"It is widely believed that the human sense of smell is inferior to that of other mammals, especially rodents and dogs," John McGann writes in the abstract of his latest paper, recently published in Nature Neuroscience . However, McGann argues that it might not be how strong our sense of smell is, but what we're trying to smell.
"Dogs may be better than humans at discriminating the urines on a fire hydrant and humans may be better than dogs at discriminating the odors of fine wine," he writes.
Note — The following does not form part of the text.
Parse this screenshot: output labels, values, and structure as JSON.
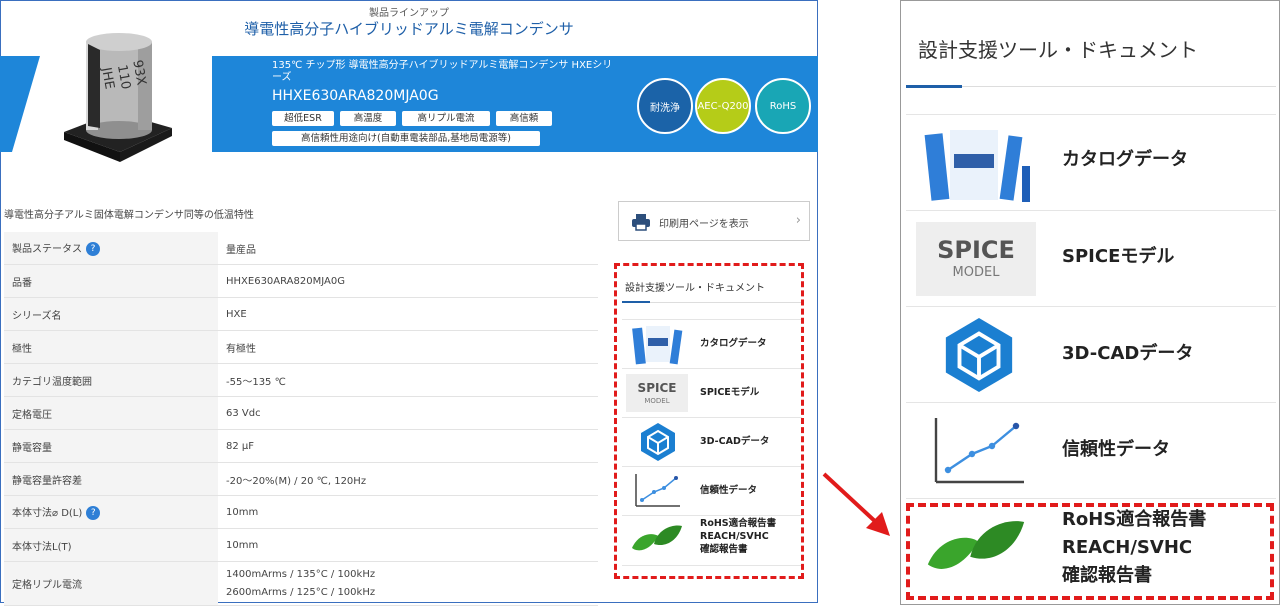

It was originally thought that sense of smell was based on the size of the olfactory receptors, according to IFLScience.com. French physician Paul Broca, in particular, suggested in 1879 that the smaller the olfactory receptor relative to the brain served as the main indicator of how strong or weak a species sense of smell would be. McGann argues that this isn't the case and that "there is no evidence that sense of smell is directly linked to the size of the olfactory bulb, and our sense of smell is just as good as that of other animals," Johnathan O'Callaghan wrote.
McGann ultimately concluded that the number of neurons, which are comprable in both humans and other animals, that determines strength of sense of smell.